Would you write out the entries that follow word for word, omitting any images?

[Saved entries]
-------

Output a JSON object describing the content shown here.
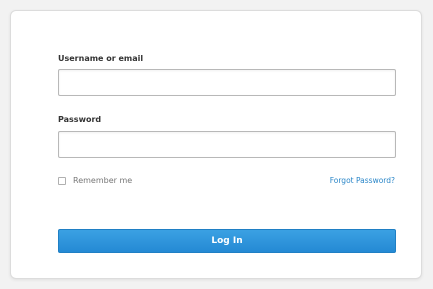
{
  "form": {
    "username_label": "Username or email",
    "username_value": "",
    "password_label": "Password",
    "password_value": "",
    "remember_label": "Remember me",
    "remember_checked": false,
    "forgot_label": "Forgot Password?",
    "submit_label": "Log In"
  },
  "colors": {
    "accent": "#2a8bd6",
    "link": "#2a86c8",
    "background": "#f2f2f2",
    "card": "#ffffff"
  }
}
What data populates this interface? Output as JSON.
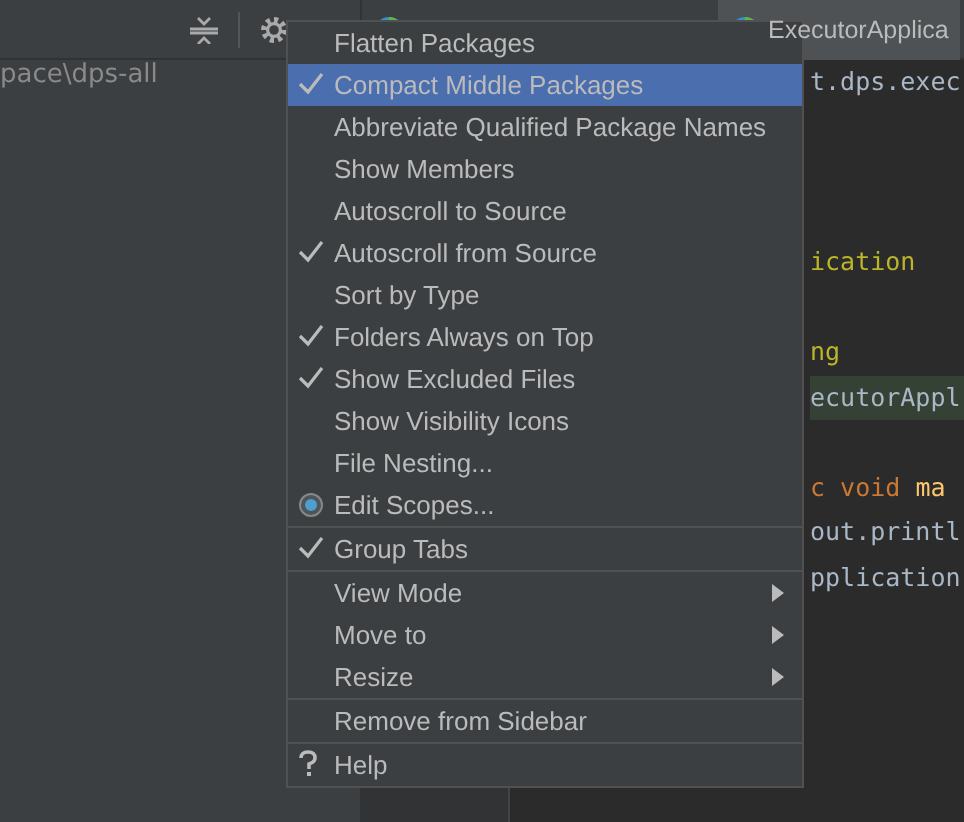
{
  "project_panel": {
    "path": "pace\\dps-all"
  },
  "editor_tabs": [
    {
      "selected": false
    },
    {
      "label": "ExecutorApplica",
      "selected": true
    }
  ],
  "code_lines": [
    {
      "segments": [
        {
          "text": "t.dps.exec",
          "kind": "plain"
        }
      ]
    },
    {
      "kind": "blank"
    },
    {
      "kind": "blank"
    },
    {
      "kind": "blank"
    },
    {
      "segments": [
        {
          "text": "ication",
          "kind": "annotation"
        }
      ]
    },
    {
      "kind": "blank"
    },
    {
      "segments": [
        {
          "text": "ng",
          "kind": "annotation"
        }
      ]
    },
    {
      "highlighted": true,
      "segments": [
        {
          "text": "ecutorAppl",
          "kind": "plain"
        }
      ]
    },
    {
      "kind": "blank"
    },
    {
      "segments": [
        {
          "text": "c void ",
          "kind": "keyword"
        },
        {
          "text": "ma",
          "kind": "method"
        }
      ]
    },
    {
      "segments": [
        {
          "text": "out.printl",
          "kind": "plain"
        }
      ]
    },
    {
      "segments": [
        {
          "text": "pplication",
          "kind": "plain"
        }
      ]
    }
  ],
  "context_menu": {
    "groups": [
      [
        {
          "label": "Flatten Packages",
          "kind": "check",
          "checked": false,
          "selected": false
        },
        {
          "label": "Compact Middle Packages",
          "kind": "check",
          "checked": true,
          "selected": true
        },
        {
          "label": "Abbreviate Qualified Package Names",
          "kind": "check",
          "checked": false,
          "selected": false
        },
        {
          "label": "Show Members",
          "kind": "check",
          "checked": false,
          "selected": false
        },
        {
          "label": "Autoscroll to Source",
          "kind": "check",
          "checked": false,
          "selected": false
        },
        {
          "label": "Autoscroll from Source",
          "kind": "check",
          "checked": true,
          "selected": false
        },
        {
          "label": "Sort by Type",
          "kind": "check",
          "checked": false,
          "selected": false
        },
        {
          "label": "Folders Always on Top",
          "kind": "check",
          "checked": true,
          "selected": false
        },
        {
          "label": "Show Excluded Files",
          "kind": "check",
          "checked": true,
          "selected": false
        },
        {
          "label": "Show Visibility Icons",
          "kind": "check",
          "checked": false,
          "selected": false
        },
        {
          "label": "File Nesting...",
          "kind": "action",
          "selected": false
        },
        {
          "label": "Edit Scopes...",
          "kind": "radio",
          "selected": false
        }
      ],
      [
        {
          "label": "Group Tabs",
          "kind": "check",
          "checked": true,
          "selected": false
        }
      ],
      [
        {
          "label": "View Mode",
          "kind": "submenu",
          "selected": false
        },
        {
          "label": "Move to",
          "kind": "submenu",
          "selected": false
        },
        {
          "label": "Resize",
          "kind": "submenu",
          "selected": false
        }
      ],
      [
        {
          "label": "Remove from Sidebar",
          "kind": "action",
          "selected": false
        }
      ],
      [
        {
          "label": "Help",
          "kind": "help",
          "selected": false
        }
      ]
    ]
  }
}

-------

# [ANSWER SECTION]
Output a JSON object describing the content shown here.
{
  "form": {
    "username_label": "Username or email",
    "username_value": "",
    "password_label": "Password",
    "password_value": "",
    "remember_label": "Remember me",
    "remember_checked": false,
    "forgot_label": "Forgot Password?",
    "submit_label": "Log In"
  },
  "colors": {
    "accent": "#2a8bd6",
    "link": "#2a86c8",
    "background": "#f2f2f2",
    "card": "#ffffff"
  }
}
What data populates this interface? Output as JSON.
{
  "project_panel": {
    "path": "pace\\dps-all"
  },
  "editor_tabs": [
    {
      "selected": false
    },
    {
      "label": "ExecutorApplica",
      "selected": true
    }
  ],
  "code_lines": [
    {
      "segments": [
        {
          "text": "t.dps.exec",
          "kind": "plain"
        }
      ]
    },
    {
      "kind": "blank"
    },
    {
      "kind": "blank"
    },
    {
      "kind": "blank"
    },
    {
      "segments": [
        {
          "text": "ication",
          "kind": "annotation"
        }
      ]
    },
    {
      "kind": "blank"
    },
    {
      "segments": [
        {
          "text": "ng",
          "kind": "annotation"
        }
      ]
    },
    {
      "highlighted": true,
      "segments": [
        {
          "text": "ecutorAppl",
          "kind": "plain"
        }
      ]
    },
    {
      "kind": "blank"
    },
    {
      "segments": [
        {
          "text": "c void ",
          "kind": "keyword"
        },
        {
          "text": "ma",
          "kind": "method"
        }
      ]
    },
    {
      "segments": [
        {
          "text": "out.printl",
          "kind": "plain"
        }
      ]
    },
    {
      "segments": [
        {
          "text": "pplication",
          "kind": "plain"
        }
      ]
    }
  ],
  "context_menu": {
    "groups": [
      [
        {
          "label": "Flatten Packages",
          "kind": "check",
          "checked": false,
          "selected": false
        },
        {
          "label": "Compact Middle Packages",
          "kind": "check",
          "checked": true,
          "selected": true
        },
        {
          "label": "Abbreviate Qualified Package Names",
          "kind": "check",
          "checked": false,
          "selected": false
        },
        {
          "label": "Show Members",
          "kind": "check",
          "checked": false,
          "selected": false
        },
        {
          "label": "Autoscroll to Source",
          "kind": "check",
          "checked": false,
          "selected": false
        },
        {
          "label": "Autoscroll from Source",
          "kind": "check",
          "checked": true,
          "selected": false
        },
        {
          "label": "Sort by Type",
          "kind": "check",
          "checked": false,
          "selected": false
        },
        {
          "label": "Folders Always on Top",
          "kind": "check",
          "checked": true,
          "selected": false
        },
        {
          "label": "Show Excluded Files",
          "kind": "check",
          "checked": true,
          "selected": false
        },
        {
          "label": "Show Visibility Icons",
          "kind": "check",
          "checked": false,
          "selected": false
        },
        {
          "label": "File Nesting...",
          "kind": "action",
          "selected": false
        },
        {
          "label": "Edit Scopes...",
          "kind": "radio",
          "selected": false
        }
      ],
      [
        {
          "label": "Group Tabs",
          "kind": "check",
          "checked": true,
          "selected": false
        }
      ],
      [
        {
          "label": "View Mode",
          "kind": "submenu",
          "selected": false
        },
        {
          "label": "Move to",
          "kind": "submenu",
          "selected": false
        },
        {
          "label": "Resize",
          "kind": "submenu",
          "selected": false
        }
      ],
      [
        {
          "label": "Remove from Sidebar",
          "kind": "action",
          "selected": false
        }
      ],
      [
        {
          "label": "Help",
          "kind": "help",
          "selected": false
        }
      ]
    ]
  }
}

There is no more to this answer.